Neutral Axis and Bending Stress Calculations
  • When a beam bends, its top is in compression and its bottom is in tension.
    • This is why non-reinforced concrete beams fail on the underside - concrete is weak in tension.
  • The neutral axis is the approximate centre of the beam's cross section.
    • The further the distance from this axis, the stronger a beam is in BENDING.
  • Maximum bending stress can be calculated by:
\begin{align} \frac{M}{I_{xx}} = \frac{E}{r} = \frac{\sigma_b}{y} \end{align}


\begin{align} \sigma_b = \frac{My}{I_{xx}} \end{align}


  • M is the Bending Moment at the section (Nm)
  • $I_{xx}$ is the second moment of area ($m^4$)
  • E is Young's Modulus of the material (Pa)
  • r is the radius of curvature (m)
  • $\sigma_b$ is the Bending stress at the section (Pa)
  • y is the distance from neutral axis to edge (m)

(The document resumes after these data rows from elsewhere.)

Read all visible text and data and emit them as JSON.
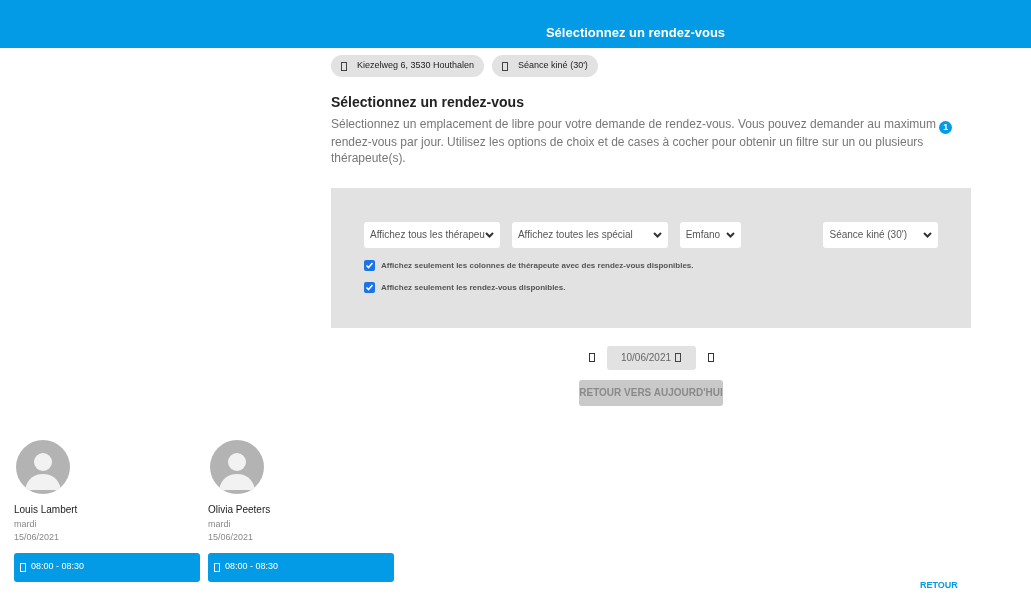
{
  "header": {
    "title": "Sélectionnez un rendez-vous"
  },
  "chips": [
    {
      "label": "Kiezelweg 6, 3530 Houthalen"
    },
    {
      "label": "Séance kiné (30')"
    }
  ],
  "section": {
    "title": "Sélectionnez un rendez-vous",
    "text_before": "Sélectionnez un emplacement de libre pour votre demande de rendez-vous. Vous pouvez demander au maximum",
    "badge": "1",
    "text_after": "rendez-vous par jour. Utilisez les options de choix et de cases à cocher pour obtenir un filtre sur un ou plusieurs thérapeute(s)."
  },
  "filters": {
    "dropdowns": [
      {
        "value": "Affichez tous les thérapeu"
      },
      {
        "value": "Affichez toutes les spécial"
      },
      {
        "value": "Emfano"
      },
      {
        "value": "Séance kiné (30')"
      }
    ],
    "checkboxes": [
      {
        "label": "Affichez seulement les colonnes de thérapeute avec des rendez-vous disponibles.",
        "checked": true
      },
      {
        "label": "Affichez seulement les rendez-vous disponibles.",
        "checked": true
      }
    ]
  },
  "date_nav": {
    "date": "10/06/2021",
    "today_button": "RETOUR VERS AUJOURD'HUI"
  },
  "therapists": [
    {
      "name": "Louis Lambert",
      "day": "mardi",
      "date": "15/06/2021",
      "slots": [
        "08:00 - 08:30"
      ]
    },
    {
      "name": "Olivia Peeters",
      "day": "mardi",
      "date": "15/06/2021",
      "slots": [
        "08:00 - 08:30"
      ]
    }
  ],
  "back_link": "RETOUR"
}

  • The Maximum Bending Stress is determined with the same formulas, by replace $\sigma_b$ with $\sigma_{max}$.
  • $\sigma_{max}$ is determined by the Bending Moment Diagram.
    • The maximum moment on the BM diagram is considered the maximum bending stress.